The "Satellite Mobile Terminal" label may be because the Mate 60 Pro's power output has exceeded the maximum limit for mobile phones. After all, it is the world's first mass-market smartphone to support satellite communication.
How did Huawei incorporate satellite communication into a mass-market smartphone?
Apart from the Kirin chip and 5G, satellite communication is perhaps the most significant point of discussion regarding the new phone. The Mate 60 Pro, which was released ahead of schedule, is the world's first mass-market smartphone to support satellite communication. It can not only make and receive satellite calls when there is no ground network but also freely edit satellite messages and choose multiple location data to generate trajectory maps.
Realizing satellite communication depends on chips and signals. According to industry sources cited by IT Times, the satellite communication chip used in the Huawei Mate 60 Pro was customized for Huawei by a research institute under the China Electronics Technology Group Corporation.
As for signals, communicating with Tiantong satellites thousands of kilometers above the Earth typically requires a sufficiently large antenna to enhance signal gain.
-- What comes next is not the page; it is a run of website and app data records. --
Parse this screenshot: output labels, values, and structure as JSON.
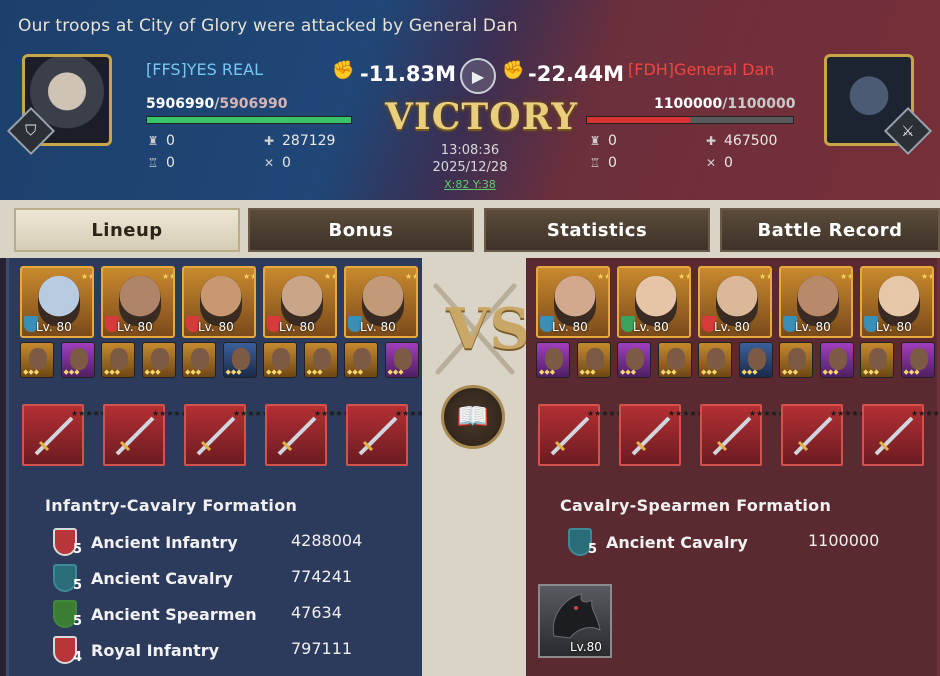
{
  "header": {
    "title": "Our troops at City of Glory were attacked by General Dan",
    "time": "13:08:36",
    "date": "2025/12/28",
    "coords": "X:82 Y:38",
    "result": "Victory"
  },
  "attacker": {
    "name": "[FFS]YES REAL",
    "power": "-11.83M",
    "hp_current": "5906990",
    "hp_max": "5906990",
    "hp_fraction": 1.0,
    "stats": {
      "top_left": "0",
      "bottom_left": "0",
      "top_right": "287129",
      "bottom_right": "0"
    },
    "formation": "Infantry-Cavalry Formation",
    "troops": [
      {
        "name": "Ancient Infantry",
        "tier": "5",
        "count": "4288004",
        "type": "infantry"
      },
      {
        "name": "Ancient Cavalry",
        "tier": "5",
        "count": "774241",
        "type": "cavalry"
      },
      {
        "name": "Ancient Spearmen",
        "tier": "5",
        "count": "47634",
        "type": "spearmen"
      },
      {
        "name": "Royal Infantry",
        "tier": "4",
        "count": "797111",
        "type": "infantry"
      }
    ],
    "heroes": [
      {
        "level": "Lv. 80",
        "cls_color": "#3a8fb7",
        "skin": "#b9cbe0"
      },
      {
        "level": "Lv. 80",
        "cls_color": "#d63a3a",
        "skin": "#b08468"
      },
      {
        "level": "Lv. 80",
        "cls_color": "#d63a3a",
        "skin": "#c89870"
      },
      {
        "level": "Lv. 80",
        "cls_color": "#d63a3a",
        "skin": "#c9a68a"
      },
      {
        "level": "Lv. 80",
        "cls_color": "#3a8fb7",
        "skin": "#c29a78"
      }
    ],
    "mini_colors": [
      "gold",
      "purple",
      "gold",
      "gold",
      "gold",
      "blue",
      "gold",
      "gold",
      "gold",
      "purple"
    ]
  },
  "defender": {
    "name": "[FDH]General Dan",
    "power": "-22.44M",
    "hp_current": "1100000",
    "hp_max": "1100000",
    "hp_fraction": 0.5,
    "stats": {
      "top_left": "0",
      "bottom_left": "0",
      "top_right": "467500",
      "bottom_right": "0"
    },
    "formation": "Cavalry-Spearmen Formation",
    "troops": [
      {
        "name": "Ancient Cavalry",
        "tier": "5",
        "count": "1100000",
        "type": "cavalry"
      }
    ],
    "heroes": [
      {
        "level": "Lv. 80",
        "cls_color": "#3a8fb7",
        "skin": "#d2a88e"
      },
      {
        "level": "Lv. 80",
        "cls_color": "#3aa25a",
        "skin": "#e6c4a6"
      },
      {
        "level": "Lv. 80",
        "cls_color": "#d63a3a",
        "skin": "#dcb89a"
      },
      {
        "level": "Lv. 80",
        "cls_color": "#3a8fb7",
        "skin": "#b98a6a"
      },
      {
        "level": "Lv. 80",
        "cls_color": "#3a8fb7",
        "skin": "#e6c8a8"
      }
    ],
    "mini_colors": [
      "purple",
      "gold",
      "purple",
      "gold",
      "gold",
      "blue",
      "gold",
      "purple",
      "gold",
      "purple"
    ],
    "dragon_level": "Lv.80"
  },
  "tabs": [
    {
      "label": "Lineup",
      "active": true
    },
    {
      "label": "Bonus",
      "active": false
    },
    {
      "label": "Statistics",
      "active": false
    },
    {
      "label": "Battle Record",
      "active": false
    }
  ],
  "vs_label": "VS",
  "colors": {
    "attacker": "#76c8f2",
    "defender": "#f0463e",
    "gold": "#e9cf7d"
  }
}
While Tiantong satellite phones are roughly the size of regular mobile phones, they still have a long antenna exposed.
However, Huawei has clearly overcome this antenna challenge by embedding it inside the phone. There's a detail that many people may have overlooked: the Mate 60 Pro's metal frame has up to nine break points, which is likely to ensure enough empty space to guarantee satellite communication signals.
It cannot be denied that the Huawei Mate 60 Pro is unique.
If we solely consider its performance and price, it does not meet the standards of a high-end smartphone priced at around 7,000 yuan, as 5G has already become a standard feature in this price range. The debut of satellite communication in itself is a major highlight. The significance of the Huawei Mate 60 Pro lies in its technological breakthrough for Huawei and the domestic semiconductor supply chain after being stuck for two and a half years. It represents many things beyond just its product and price.